He holds a PhD in City and Regional Planning from Cornell University, and MS (Development Planning) and BA (Sociology) degrees from Wits University in Johannesburg. Professor Mangcu is also the author and co-author of The Colour of Our Future: Does Race Still Matter in Post-Apartheid South Africa, The Meaning of Mandela (essays by Henry Louis Gates Jr, Cornel West and Wole Soyinka) and Becoming Worthy Ancestors (essays by Kwame Anthony Appiah, Benedict Anderson, Martin Bernal and others).

Ends

Notes for editors:
1. For further information please contact Maureen McTaggart at the School of Advanced Study, University of London at maureen.mctaggart@sas.ac.uk / 020 7862 8653. Images available on request.

2. The Institute of Commonwealth Studies (ICWS) is the only postgraduate academic institution in the UK devoted to the study of the Commonwealth. Founded in 1949, its purpose is to promote interdisciplinary and inter-regional research on the Commonwealth and its member nations in the fields of history, politics and other social sciences.  Its areas of specialism include international development, governance, human rights, north-south relations and conflict and security.  The Institute of Commonwealth Studies is a member institute of the School of Advanced Study, University of London. www.commonwealth.sas.ac.uk or follow the institute on Twitter at @ICWS_SAS

3. The School of Advanced Study (SAS), University of London is the UK’s national centre for the promotion and support of research in the humanities. SAS and its member institutes offer unparalleled academic opportunities, facilities and stimulation across a wide range of subject areas for the benefit of the national and international scholarly community. In 2014-15, SAS: welcomed 805 research fellows and associates; held 2,073 research dissemination events; received 23.1 million visits to its digital research resources and platforms; and received 213,456 visits to its specialist libraries and collections. The School also leads the UK’s only nationwide festival of the humanities: Being Human. Find out more at www.sas.ac.uk or follow SAS on Twitter at @SASNews

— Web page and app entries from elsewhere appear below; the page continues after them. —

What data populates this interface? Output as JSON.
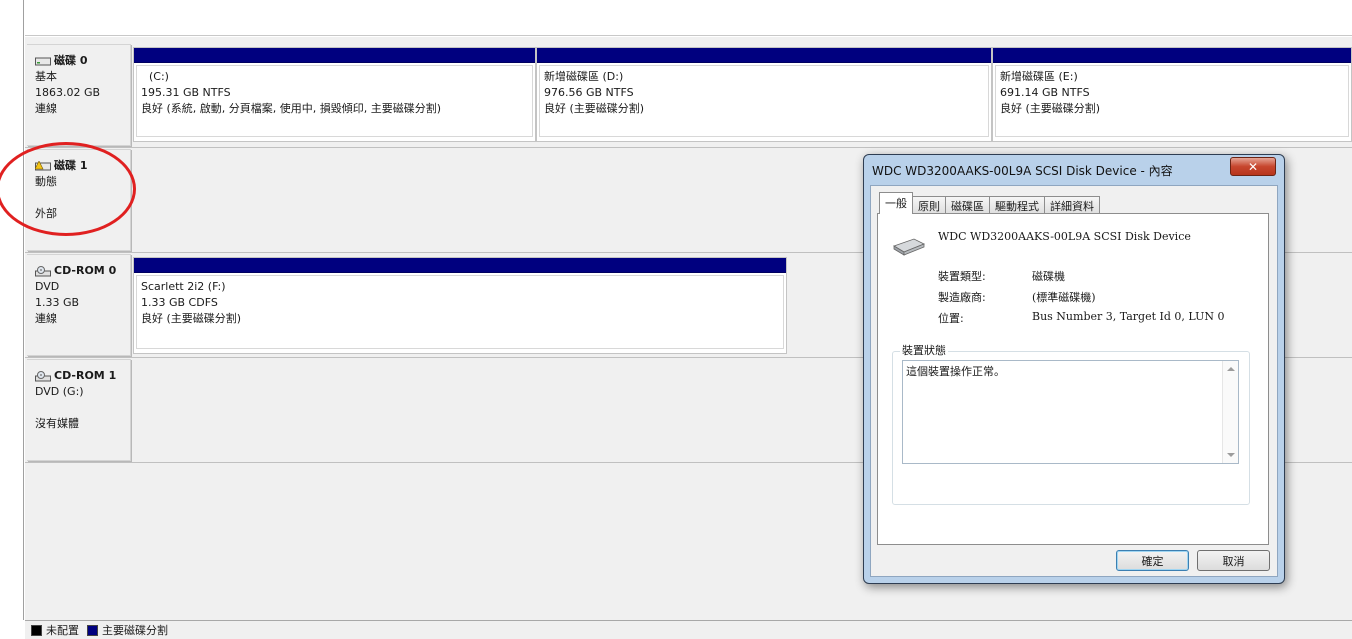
{
  "disks": [
    {
      "title": "磁碟 0",
      "type": "基本",
      "size": "1863.02 GB",
      "status": "連線",
      "icon": "hard-disk-icon"
    },
    {
      "title": "磁碟 1",
      "type": "動態",
      "size": "",
      "status": "外部",
      "icon": "dynamic-disk-warning-icon"
    },
    {
      "title": "CD-ROM 0",
      "type": "DVD",
      "size": "1.33 GB",
      "status": "連線",
      "icon": "cdrom-icon"
    },
    {
      "title": "CD-ROM 1",
      "type": "DVD (G:)",
      "size": "",
      "status": "沒有媒體",
      "icon": "cdrom-icon"
    }
  ],
  "partitions": {
    "c": {
      "name": "(C:)",
      "fs": "195.31 GB NTFS",
      "health": "良好 (系統, 啟動, 分頁檔案, 使用中, 損毀傾印, 主要磁碟分割)"
    },
    "d": {
      "name": "新增磁碟區 (D:)",
      "fs": "976.56 GB NTFS",
      "health": "良好 (主要磁碟分割)"
    },
    "e": {
      "name": "新增磁碟區 (E:)",
      "fs": "691.14 GB NTFS",
      "health": "良好 (主要磁碟分割)"
    },
    "f": {
      "name": "Scarlett 2i2 (F:)",
      "fs": "1.33 GB CDFS",
      "health": "良好 (主要磁碟分割)"
    }
  },
  "legend": {
    "unallocated": "未配置",
    "primary": "主要磁碟分割",
    "unallocated_color": "#000000",
    "primary_color": "#00007f"
  },
  "dialog": {
    "title": "WDC WD3200AAKS-00L9A SCSI Disk Device - 內容",
    "close": "✕",
    "tabs": [
      "一般",
      "原則",
      "磁碟區",
      "驅動程式",
      "詳細資料"
    ],
    "device_name": "WDC WD3200AAKS-00L9A SCSI Disk Device",
    "props": [
      {
        "label": "裝置類型:",
        "value": "磁碟機"
      },
      {
        "label": "製造廠商:",
        "value": "(標準磁碟機)"
      },
      {
        "label": "位置:",
        "value": "Bus Number 3, Target Id 0, LUN 0"
      }
    ],
    "status_group_title": "裝置狀態",
    "status_text": "這個裝置操作正常。",
    "ok": "確定",
    "cancel": "取消"
  },
  "colors": {
    "partition_bar": "#00007f",
    "annotation_circle": "#e02020"
  }
}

4. The University of London is a federal University and is one of the oldest, largest and most diverse universities in the UK. Established by Royal Charter in 1836, the University is recognised globally as a world leader in Higher Education. Its members are 18 self-governing institutions of outstanding reputation, together with a number of prestigious central academic bodies and activities. Learn more about the University of London at http://www.london.ac.uk